Let's start at the beginning. First, Dan cut pine boards down into the predetermined sizes for each chalkboard. We were making five chalkboards, four small hand held ones and one bigger hang-on-the-wall one. The next step was to engrave each kids name into the back of their board. We only did this to the four smaller ones. Dan printed off each kids' name on a sheet of paper in the chosen font.
Then he taped the paper to the board and using his router he carved out the name.
He repeated this four times for each name and they all looked great when he was done.

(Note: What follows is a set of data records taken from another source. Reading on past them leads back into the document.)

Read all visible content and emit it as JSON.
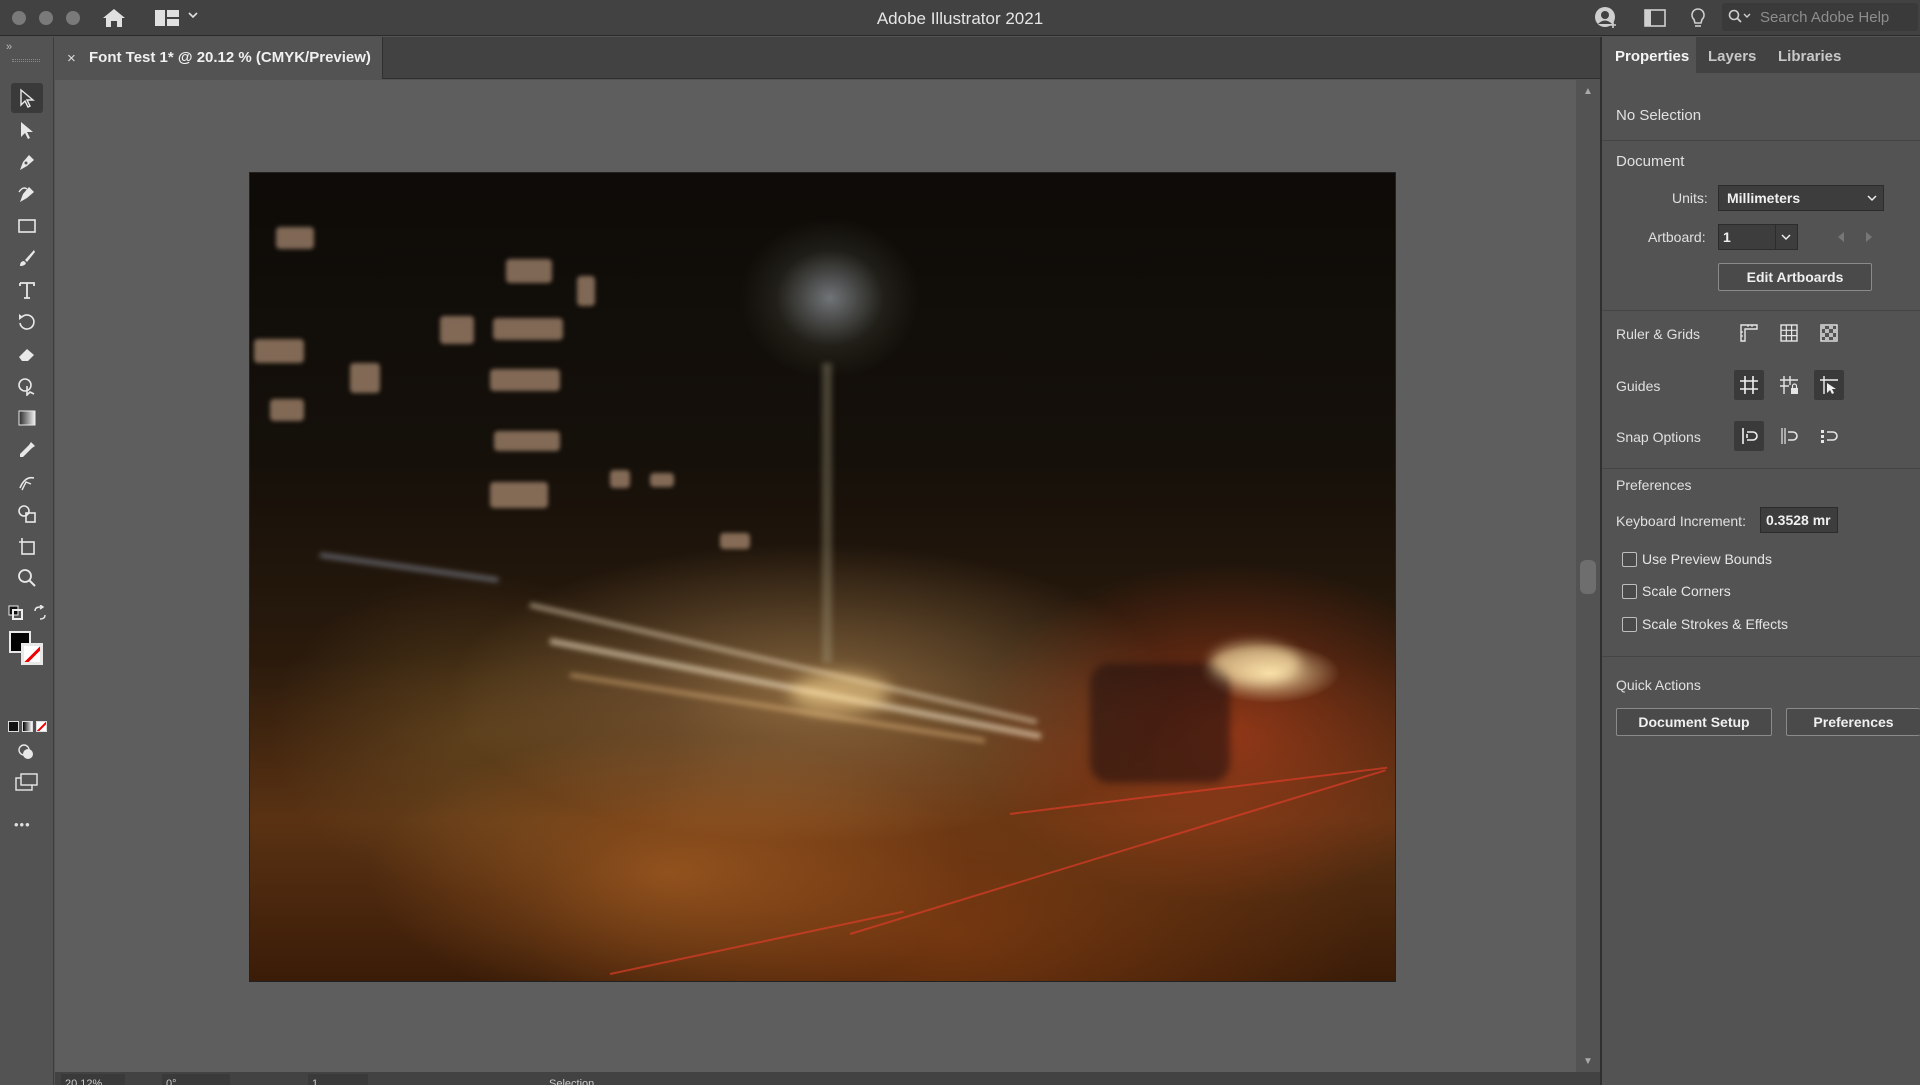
{
  "titlebar": {
    "app_title": "Adobe Illustrator 2021",
    "search_placeholder": "Search Adobe Help"
  },
  "document": {
    "tab_label": "Font Test 1* @ 20.12 % (CMYK/Preview)",
    "close_glyph": "×"
  },
  "toolbar": {
    "collapse_glyph": "»",
    "more_glyph": "•••"
  },
  "statusbar": {
    "zoom": "20.12%",
    "rotation": "0°",
    "artboard": "1",
    "tool": "Selection"
  },
  "panel": {
    "tabs": [
      "Properties",
      "Layers",
      "Libraries"
    ],
    "selection_label": "No Selection",
    "document_title": "Document",
    "units_label": "Units:",
    "units_value": "Millimeters",
    "artboard_label": "Artboard:",
    "artboard_value": "1",
    "edit_artboards": "Edit Artboards",
    "ruler_grids": "Ruler & Grids",
    "guides": "Guides",
    "snap_options": "Snap Options",
    "preferences_title": "Preferences",
    "keyboard_increment_label": "Keyboard Increment:",
    "keyboard_increment_value": "0.3528 mr",
    "checkboxes": [
      "Use Preview Bounds",
      "Scale Corners",
      "Scale Strokes & Effects"
    ],
    "quick_actions_title": "Quick Actions",
    "document_setup": "Document Setup",
    "preferences_button": "Preferences"
  },
  "colors": {
    "ui_dark": "#424242",
    "ui_mid": "#535353",
    "canvas": "#5e5e5e"
  }
}
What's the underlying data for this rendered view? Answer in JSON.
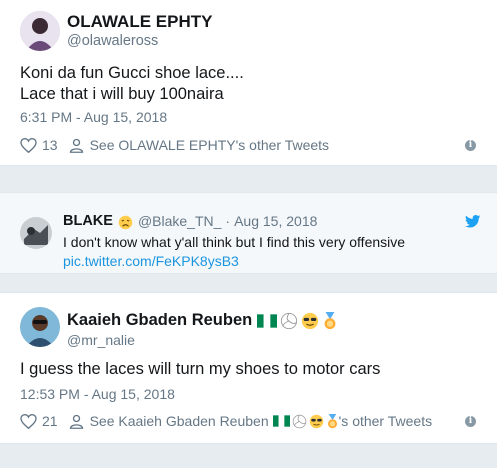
{
  "tweet": {
    "author_name": "OLAWALE EPHTY",
    "author_handle": "@olawaleross",
    "text_line1": "Koni da fun Gucci shoe lace....",
    "text_line2": "Lace that i will buy 100naira",
    "timestamp": "6:31 PM - Aug 15, 2018",
    "like_count": "13",
    "see_other": "See OLAWALE EPHTY's other Tweets"
  },
  "quoted": {
    "author_name": "BLAKE",
    "author_handle": "@Blake_TN_",
    "separator": "·",
    "date": "Aug 15, 2018",
    "text": "I don't know what y'all think but I find this very offensive",
    "link": "pic.twitter.com/FeKPK8ysB3"
  },
  "reply": {
    "author_name": "Kaaieh Gbaden Reuben",
    "author_handle": "@mr_nalie",
    "text": "I guess the laces will turn my shoes to motor cars",
    "timestamp": "12:53 PM - Aug 15, 2018",
    "like_count": "21",
    "see_other_prefix": "See Kaaieh Gbaden Reuben",
    "see_other_suffix": "'s other Tweets"
  },
  "icons": {
    "like": "heart-outline-icon",
    "profile": "person-outline-icon",
    "info": "info-icon",
    "twitter": "twitter-bird-icon",
    "flag": "nigeria-flag-icon",
    "ball": "volleyball-icon",
    "cool": "sunglasses-face-icon",
    "medal": "medal-icon",
    "weary": "weary-face-icon"
  },
  "colors": {
    "link": "#1b95e0",
    "muted": "#657786",
    "twitter_blue": "#1da1f2"
  }
}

Our next step was sanding them down until smooth. Dan also put wood putty in any holes, dents or scratches on each board so that there wouldn't be any areas that would catch the chalk. While the wood putty was drying, we measured and cut the trim for the edges. We used a mitre box and a hack saw to do this.
I cut a total of two cuts. It was too hard for my weak little arms and I couldn't keep the saw straight so I kept cutting down into the box. Oops! Dan did the remaining 38 cuts or so.
We had to test out each piece of trim to make sure it fit well with all the others. It took a long time and we were tired by the end.
Once the trim was all measured and the wood putty dry, we sanded them all down and rounded out the corners in the back so that they would be easier to be held by small hands. Next step, taping them off and applying the chalkboard paint.
We purchased two spray cans of paint from Canadian Tire for approximately $5 and each. This same paint can also be found at Michael's but for more than double the price. So I would shop around. Really though, any chalkboard paint would work. We did a lot of coats. I lost count actually. Especially since after some of them had been painted, we realized they needed to be touched up with some more wood putty, re-sanded and then repainted. Our advice, make sure the boards are as smooth and perfect as possible before applying the chalkboard paint. It turned out fine in the end but we added some unnecessary steps.
Once the boards were ready, we got to painting the trim. We had each set all wrapped up with the names on them. We wanted to make sure everything would fit once we went to put them together.
We chose four colours according to the favourite colour of each kid. We purchased little tester cans at Canadian Tire for $5 a piece.
Then we got to the tedious job of painting small strips of trim.
This is where we finished off that night. All the trim painted and drying.
The next night we nailed the trim onto each board. Another job that you had to be really careful not to mess up. We needed to make sure everything still lined up well and hold things tightly in place while the nails went in.
Once all the trim was attached, we stepped back and beamed at the progress we were making.
Then we flipped them over and got to painting the backs.
Once the backs were dry, we flipped them over again and touched up the sides and front and filled in the nail holes the best we could with paint.
I then painted the backs of the last two chalkboards.
One of the last steps was painting in the names with black paint so that they showed up better. I think I had a hand cramp by the time I was done.
But look how good they look!
We needed to do some last minute touch ups on the fronts again and since Dan's youngest sister Sam was over, she helped out.
We are very pleased with these chalkboards and are extremely proud of ourselves for making them. Dan was the brains behind the operation so I would like to give him full credit for planning them out and doing most of the hard work for them. They are so beautiful and I'm sure the kids will have lots of fun with them.